LONDON (Reuters) - Looking for a new way to give money to charity as part of Ramadan? A mosque in Britain’s capital is willing to receive your donation - in bitcoin.
The Shacklewell Lane Mosque in Dalston, east London, has decided to accept bitcoin and other cryptocurrencies in a bid to widen its donor base and cut down on currency conversion fees, mosque leaders said.
“For a donor that already has a bitcoin or an ethereum account, the effort of converting cryptocurrency into say British pounds or dollars can be quite burdensome. The mosque effectively takes the burden on themselves,” said blockchain consultant Lukasz Musial, who helped the mosque set up the technology.
“For the donor, it’s just the click of a button to transfer to an account provided by the charity. From the mosque’s perspective, it opens a new stream of donations coming from all over the world,” Musial said.
Egypt’s Grand Mufti, the nation’s top Sunni Muslim official, said this year bitcoin was not permitted according to Islamic law, Egyptian media reported, but Shacklewell imam Abdalla Adeyemi defended the mosque’s decision.
“Bitcoin is like any other currency. It’s ... accepted by a group of people .... We ourselves are not trading. We are not involved ... we are a charity,” Adeyemi told Reuters.
The mosque says it is one of a handful to accept cryptocurrencies out of hundreds in London and its move is yielding results. It says it is on track to double its donations this year to more than £10,000 ($13,300).

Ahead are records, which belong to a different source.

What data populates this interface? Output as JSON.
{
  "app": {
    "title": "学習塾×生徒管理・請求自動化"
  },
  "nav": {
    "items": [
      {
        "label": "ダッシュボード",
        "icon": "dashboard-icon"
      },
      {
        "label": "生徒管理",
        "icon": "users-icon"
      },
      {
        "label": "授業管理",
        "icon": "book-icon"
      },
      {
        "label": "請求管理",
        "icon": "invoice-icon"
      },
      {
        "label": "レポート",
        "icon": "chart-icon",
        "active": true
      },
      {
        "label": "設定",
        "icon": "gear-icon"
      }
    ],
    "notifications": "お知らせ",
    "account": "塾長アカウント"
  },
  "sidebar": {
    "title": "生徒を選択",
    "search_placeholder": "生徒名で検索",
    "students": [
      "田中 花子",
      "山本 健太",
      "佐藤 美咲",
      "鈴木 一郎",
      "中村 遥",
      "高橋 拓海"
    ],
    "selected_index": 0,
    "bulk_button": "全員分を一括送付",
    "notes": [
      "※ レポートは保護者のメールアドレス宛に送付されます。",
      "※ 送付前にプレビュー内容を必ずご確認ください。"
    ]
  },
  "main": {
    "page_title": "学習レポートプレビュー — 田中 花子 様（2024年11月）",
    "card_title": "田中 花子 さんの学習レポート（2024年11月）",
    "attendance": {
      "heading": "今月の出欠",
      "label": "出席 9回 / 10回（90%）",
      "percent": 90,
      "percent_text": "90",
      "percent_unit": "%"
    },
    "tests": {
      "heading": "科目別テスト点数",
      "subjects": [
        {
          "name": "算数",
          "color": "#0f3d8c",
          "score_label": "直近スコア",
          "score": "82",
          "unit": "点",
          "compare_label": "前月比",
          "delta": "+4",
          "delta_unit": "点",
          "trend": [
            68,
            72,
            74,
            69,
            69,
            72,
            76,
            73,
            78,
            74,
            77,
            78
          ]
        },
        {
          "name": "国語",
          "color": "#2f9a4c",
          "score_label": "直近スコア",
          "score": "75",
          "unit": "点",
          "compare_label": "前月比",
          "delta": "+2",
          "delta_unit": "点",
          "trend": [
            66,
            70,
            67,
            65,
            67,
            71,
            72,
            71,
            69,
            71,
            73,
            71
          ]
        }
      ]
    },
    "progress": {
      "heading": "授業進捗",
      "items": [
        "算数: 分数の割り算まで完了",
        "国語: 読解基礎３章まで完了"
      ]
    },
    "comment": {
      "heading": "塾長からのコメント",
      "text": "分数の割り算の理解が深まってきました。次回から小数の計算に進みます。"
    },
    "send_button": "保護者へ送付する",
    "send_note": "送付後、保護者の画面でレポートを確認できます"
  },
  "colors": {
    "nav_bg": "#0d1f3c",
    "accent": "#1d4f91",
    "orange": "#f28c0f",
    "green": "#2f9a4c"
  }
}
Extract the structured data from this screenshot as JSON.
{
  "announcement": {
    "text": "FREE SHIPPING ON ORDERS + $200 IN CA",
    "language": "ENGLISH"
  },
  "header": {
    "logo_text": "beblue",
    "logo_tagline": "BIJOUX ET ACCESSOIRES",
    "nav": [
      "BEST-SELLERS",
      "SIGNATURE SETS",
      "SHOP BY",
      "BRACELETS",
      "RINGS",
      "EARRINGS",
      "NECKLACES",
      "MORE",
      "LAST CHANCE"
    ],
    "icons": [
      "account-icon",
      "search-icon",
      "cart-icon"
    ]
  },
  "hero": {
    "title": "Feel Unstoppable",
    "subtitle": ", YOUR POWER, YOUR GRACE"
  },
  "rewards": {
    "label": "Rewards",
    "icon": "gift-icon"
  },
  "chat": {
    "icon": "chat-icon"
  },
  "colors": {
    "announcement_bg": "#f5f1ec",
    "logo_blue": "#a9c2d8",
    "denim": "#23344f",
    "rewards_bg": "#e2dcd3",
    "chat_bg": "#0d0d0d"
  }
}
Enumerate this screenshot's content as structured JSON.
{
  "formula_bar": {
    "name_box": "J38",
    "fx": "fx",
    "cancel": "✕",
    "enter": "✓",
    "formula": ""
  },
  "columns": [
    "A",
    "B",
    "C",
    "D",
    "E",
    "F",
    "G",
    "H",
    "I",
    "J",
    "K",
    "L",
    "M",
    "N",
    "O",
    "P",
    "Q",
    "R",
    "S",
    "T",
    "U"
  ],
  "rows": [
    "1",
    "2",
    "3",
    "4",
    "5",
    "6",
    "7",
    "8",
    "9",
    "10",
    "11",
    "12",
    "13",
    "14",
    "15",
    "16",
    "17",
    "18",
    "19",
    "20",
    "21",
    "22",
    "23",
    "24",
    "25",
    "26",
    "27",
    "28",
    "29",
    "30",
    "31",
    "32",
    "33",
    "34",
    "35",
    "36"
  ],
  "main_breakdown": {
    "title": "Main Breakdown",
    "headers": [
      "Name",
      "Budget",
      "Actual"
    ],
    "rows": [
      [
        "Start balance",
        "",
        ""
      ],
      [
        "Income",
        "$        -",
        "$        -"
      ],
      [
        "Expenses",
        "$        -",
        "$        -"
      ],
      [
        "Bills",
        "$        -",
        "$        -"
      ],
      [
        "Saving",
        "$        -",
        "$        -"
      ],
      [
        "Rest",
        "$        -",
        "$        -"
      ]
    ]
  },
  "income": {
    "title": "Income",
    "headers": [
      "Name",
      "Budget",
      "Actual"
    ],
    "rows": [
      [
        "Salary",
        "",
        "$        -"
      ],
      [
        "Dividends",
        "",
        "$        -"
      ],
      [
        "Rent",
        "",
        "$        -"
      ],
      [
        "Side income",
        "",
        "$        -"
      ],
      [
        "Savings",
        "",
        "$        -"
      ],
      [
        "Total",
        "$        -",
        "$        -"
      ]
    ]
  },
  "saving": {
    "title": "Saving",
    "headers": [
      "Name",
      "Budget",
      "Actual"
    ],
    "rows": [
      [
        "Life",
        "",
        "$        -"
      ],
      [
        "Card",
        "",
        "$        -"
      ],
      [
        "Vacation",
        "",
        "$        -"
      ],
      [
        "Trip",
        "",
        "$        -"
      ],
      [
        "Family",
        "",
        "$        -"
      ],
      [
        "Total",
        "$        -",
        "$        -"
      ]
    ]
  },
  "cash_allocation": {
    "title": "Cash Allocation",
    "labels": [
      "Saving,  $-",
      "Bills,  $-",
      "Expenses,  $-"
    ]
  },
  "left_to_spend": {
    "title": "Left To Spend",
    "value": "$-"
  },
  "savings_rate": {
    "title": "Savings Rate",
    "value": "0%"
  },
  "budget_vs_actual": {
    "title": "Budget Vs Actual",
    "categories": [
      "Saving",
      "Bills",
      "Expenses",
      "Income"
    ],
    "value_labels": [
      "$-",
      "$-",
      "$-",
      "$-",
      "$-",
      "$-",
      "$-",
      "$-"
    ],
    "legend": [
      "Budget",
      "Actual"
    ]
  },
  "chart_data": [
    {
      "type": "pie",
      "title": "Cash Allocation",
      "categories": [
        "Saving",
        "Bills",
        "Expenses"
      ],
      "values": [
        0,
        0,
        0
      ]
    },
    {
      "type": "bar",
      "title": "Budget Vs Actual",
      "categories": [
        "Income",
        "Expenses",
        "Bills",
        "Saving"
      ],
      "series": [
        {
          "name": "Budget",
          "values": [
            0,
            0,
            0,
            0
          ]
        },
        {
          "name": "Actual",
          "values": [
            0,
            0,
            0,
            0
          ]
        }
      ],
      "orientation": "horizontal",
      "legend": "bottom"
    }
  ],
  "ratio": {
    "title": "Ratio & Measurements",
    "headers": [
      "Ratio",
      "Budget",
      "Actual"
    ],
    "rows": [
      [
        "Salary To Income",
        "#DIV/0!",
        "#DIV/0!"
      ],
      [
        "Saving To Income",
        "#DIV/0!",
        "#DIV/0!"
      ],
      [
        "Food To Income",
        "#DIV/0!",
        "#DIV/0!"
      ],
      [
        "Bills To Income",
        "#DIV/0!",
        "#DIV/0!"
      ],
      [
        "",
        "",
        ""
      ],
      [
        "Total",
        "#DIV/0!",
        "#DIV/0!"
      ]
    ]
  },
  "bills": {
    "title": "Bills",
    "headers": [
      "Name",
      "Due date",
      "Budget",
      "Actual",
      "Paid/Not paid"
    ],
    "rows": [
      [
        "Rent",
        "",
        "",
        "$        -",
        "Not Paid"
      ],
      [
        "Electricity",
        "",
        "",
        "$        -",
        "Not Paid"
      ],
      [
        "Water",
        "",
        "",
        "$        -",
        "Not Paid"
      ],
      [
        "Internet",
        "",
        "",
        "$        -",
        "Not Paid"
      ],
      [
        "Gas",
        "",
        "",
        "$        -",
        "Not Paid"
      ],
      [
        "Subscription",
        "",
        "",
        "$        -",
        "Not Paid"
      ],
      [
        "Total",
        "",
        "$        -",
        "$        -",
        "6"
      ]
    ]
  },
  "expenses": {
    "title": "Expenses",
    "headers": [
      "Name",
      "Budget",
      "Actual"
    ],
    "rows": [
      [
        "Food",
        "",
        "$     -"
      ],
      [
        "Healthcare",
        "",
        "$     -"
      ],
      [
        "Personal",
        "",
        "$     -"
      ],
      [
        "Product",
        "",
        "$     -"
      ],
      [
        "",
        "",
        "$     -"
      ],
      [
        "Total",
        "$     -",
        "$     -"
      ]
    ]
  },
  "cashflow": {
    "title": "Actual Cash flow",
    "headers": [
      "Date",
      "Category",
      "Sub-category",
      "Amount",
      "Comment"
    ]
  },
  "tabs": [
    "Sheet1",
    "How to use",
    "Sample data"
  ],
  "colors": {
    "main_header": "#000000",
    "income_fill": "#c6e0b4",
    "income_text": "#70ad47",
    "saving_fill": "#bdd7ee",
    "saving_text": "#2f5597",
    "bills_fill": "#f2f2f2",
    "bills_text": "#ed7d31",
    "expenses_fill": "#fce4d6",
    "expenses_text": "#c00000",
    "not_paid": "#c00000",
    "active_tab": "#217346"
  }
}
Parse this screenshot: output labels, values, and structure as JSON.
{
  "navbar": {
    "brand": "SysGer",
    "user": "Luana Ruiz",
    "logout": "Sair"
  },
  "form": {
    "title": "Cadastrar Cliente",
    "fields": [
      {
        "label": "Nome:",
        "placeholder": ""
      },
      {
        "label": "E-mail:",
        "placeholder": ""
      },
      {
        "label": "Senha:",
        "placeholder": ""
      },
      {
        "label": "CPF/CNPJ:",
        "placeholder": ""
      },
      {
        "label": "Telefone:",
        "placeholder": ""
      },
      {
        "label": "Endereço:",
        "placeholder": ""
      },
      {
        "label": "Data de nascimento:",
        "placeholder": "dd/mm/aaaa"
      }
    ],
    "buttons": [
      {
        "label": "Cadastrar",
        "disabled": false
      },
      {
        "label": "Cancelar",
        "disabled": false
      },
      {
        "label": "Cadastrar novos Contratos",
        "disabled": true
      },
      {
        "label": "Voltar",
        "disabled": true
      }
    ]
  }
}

Muslims with the means are religiously obliged to give alms, often calculated based on Islamic texts as being 2.5 percent of their wealth, and many do so during the holy month, a time when Muslim charities are most active.
Reporting by Parul Gupta; Writing by Matthew Mpoke Bigg; Editing by Alison Williams